[RECORD EXCERPTS]
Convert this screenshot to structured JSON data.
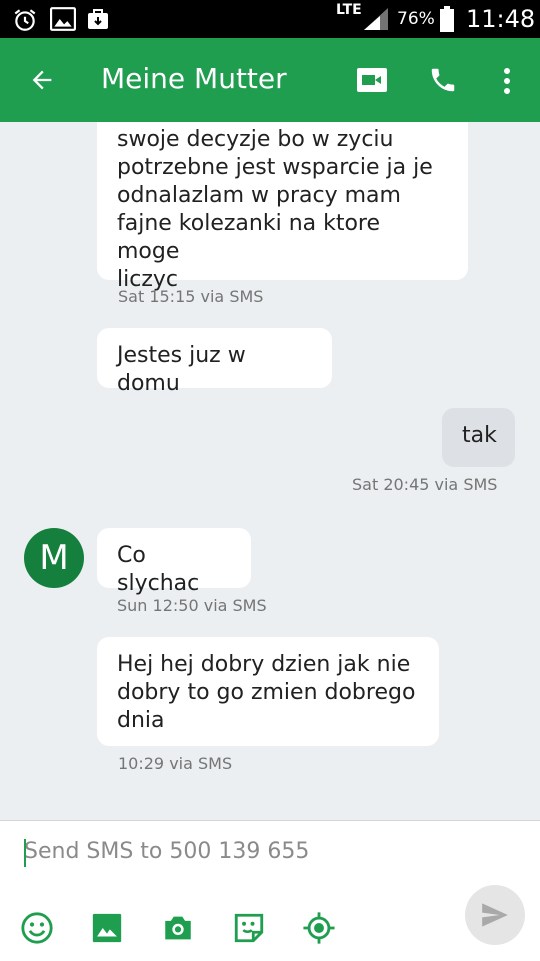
{
  "status_bar": {
    "network": "LTE",
    "battery": "76%",
    "time": "11:48"
  },
  "header": {
    "back_icon": "arrow-back-icon",
    "title": "Meine Mutter",
    "video_icon": "video-call-icon",
    "phone_icon": "phone-icon",
    "menu_icon": "more-vert-icon"
  },
  "messages": [
    {
      "direction": "incoming",
      "text": "swoje decyzje bo w zyciu potrzebne jest wsparcie ja je odnalazlam w pracy mam fajne kolezanki na ktore moge liczyc",
      "lines": [
        "swoje decyzje bo w zyciu",
        "potrzebne jest wsparcie ja je",
        "odnalazlam w pracy mam",
        "fajne kolezanki na ktore moge",
        "liczyc"
      ],
      "meta": "Sat 15:15 via SMS"
    },
    {
      "direction": "incoming",
      "text": "Jestes juz w domu",
      "meta": ""
    },
    {
      "direction": "outgoing",
      "text": "tak",
      "meta": "Sat 20:45 via SMS"
    },
    {
      "direction": "incoming",
      "avatar_letter": "M",
      "text": "Co slychac",
      "meta": "Sun 12:50 via SMS"
    },
    {
      "direction": "incoming",
      "lines": [
        "Hej hej dobry dzien jak nie",
        "dobry to go zmien dobrego",
        "dnia"
      ],
      "meta": "10:29 via SMS"
    }
  ],
  "composer": {
    "placeholder": "Send SMS to 500 139 655",
    "tools": [
      "emoji-icon",
      "image-icon",
      "camera-icon",
      "sticker-icon",
      "location-icon"
    ],
    "send_icon": "send-icon"
  },
  "colors": {
    "accent": "#1e9e4e",
    "avatar": "#15803d",
    "incoming_bubble": "#ffffff",
    "outgoing_bubble": "#dde1e5",
    "background": "#eceff1"
  }
}
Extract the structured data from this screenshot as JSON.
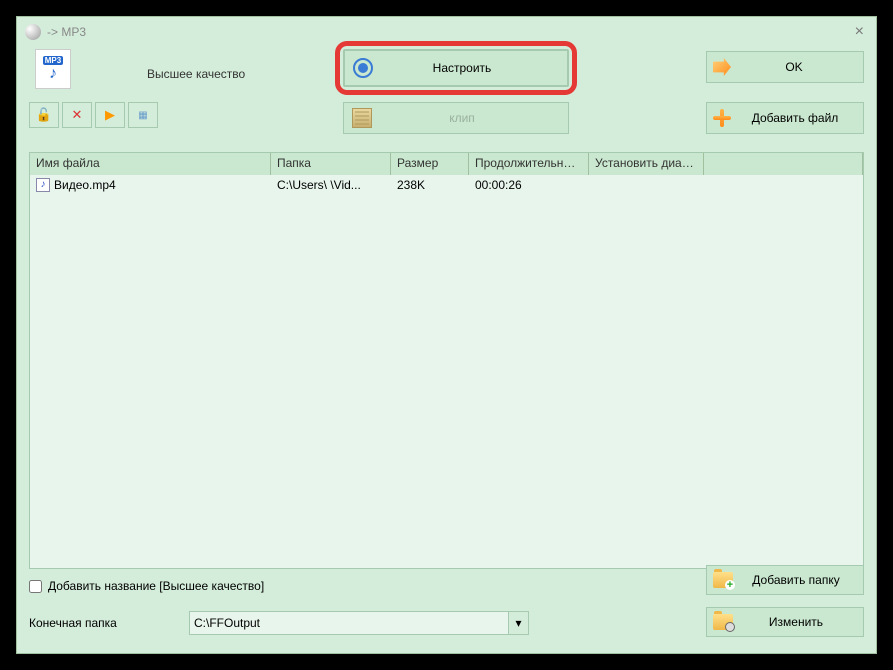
{
  "window": {
    "title": "-> MP3"
  },
  "header": {
    "quality": "Высшее качество",
    "configure": "Настроить",
    "ok": "OK",
    "add_file": "Добавить файл",
    "clip": "клип"
  },
  "table": {
    "columns": {
      "name": "Имя файла",
      "folder": "Папка",
      "size": "Размер",
      "duration": "Продолжительность",
      "range": "Установить диапа..."
    },
    "rows": [
      {
        "name": "Видео.mp4",
        "folder": "C:\\Users\\         \\Vid...",
        "size": "238K",
        "duration": "00:00:26",
        "range": ""
      }
    ]
  },
  "footer": {
    "add_name_label": "Добавить название [Высшее качество]",
    "output_label": "Конечная папка",
    "output_path": "C:\\FFOutput",
    "add_folder": "Добавить папку",
    "change": "Изменить"
  }
}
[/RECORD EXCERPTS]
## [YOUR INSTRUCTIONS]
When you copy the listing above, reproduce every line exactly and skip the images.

## [EXPECTED ANSWER]
Convert this screenshot to structured JSON data.
{
  "status_bar": {
    "network": "LTE",
    "battery": "76%",
    "time": "11:48"
  },
  "header": {
    "back_icon": "arrow-back-icon",
    "title": "Meine Mutter",
    "video_icon": "video-call-icon",
    "phone_icon": "phone-icon",
    "menu_icon": "more-vert-icon"
  },
  "messages": [
    {
      "direction": "incoming",
      "text": "swoje decyzje bo w zyciu potrzebne jest wsparcie ja je odnalazlam w pracy mam fajne kolezanki na ktore moge liczyc",
      "lines": [
        "swoje decyzje bo w zyciu",
        "potrzebne jest wsparcie ja je",
        "odnalazlam w pracy mam",
        "fajne kolezanki na ktore moge",
        "liczyc"
      ],
      "meta": "Sat 15:15 via SMS"
    },
    {
      "direction": "incoming",
      "text": "Jestes juz w domu",
      "meta": ""
    },
    {
      "direction": "outgoing",
      "text": "tak",
      "meta": "Sat 20:45 via SMS"
    },
    {
      "direction": "incoming",
      "avatar_letter": "M",
      "text": "Co slychac",
      "meta": "Sun 12:50 via SMS"
    },
    {
      "direction": "incoming",
      "lines": [
        "Hej hej dobry dzien jak nie",
        "dobry to go zmien dobrego",
        "dnia"
      ],
      "meta": "10:29 via SMS"
    }
  ],
  "composer": {
    "placeholder": "Send SMS to 500 139 655",
    "tools": [
      "emoji-icon",
      "image-icon",
      "camera-icon",
      "sticker-icon",
      "location-icon"
    ],
    "send_icon": "send-icon"
  },
  "colors": {
    "accent": "#1e9e4e",
    "avatar": "#15803d",
    "incoming_bubble": "#ffffff",
    "outgoing_bubble": "#dde1e5",
    "background": "#eceff1"
  }
}
Extract the structured data from this screenshot as JSON.
{
  "window": {
    "title": "-> MP3"
  },
  "header": {
    "quality": "Высшее качество",
    "configure": "Настроить",
    "ok": "OK",
    "add_file": "Добавить файл",
    "clip": "клип"
  },
  "table": {
    "columns": {
      "name": "Имя файла",
      "folder": "Папка",
      "size": "Размер",
      "duration": "Продолжительность",
      "range": "Установить диапа..."
    },
    "rows": [
      {
        "name": "Видео.mp4",
        "folder": "C:\\Users\\         \\Vid...",
        "size": "238K",
        "duration": "00:00:26",
        "range": ""
      }
    ]
  },
  "footer": {
    "add_name_label": "Добавить название [Высшее качество]",
    "output_label": "Конечная папка",
    "output_path": "C:\\FFOutput",
    "add_folder": "Добавить папку",
    "change": "Изменить"
  }
}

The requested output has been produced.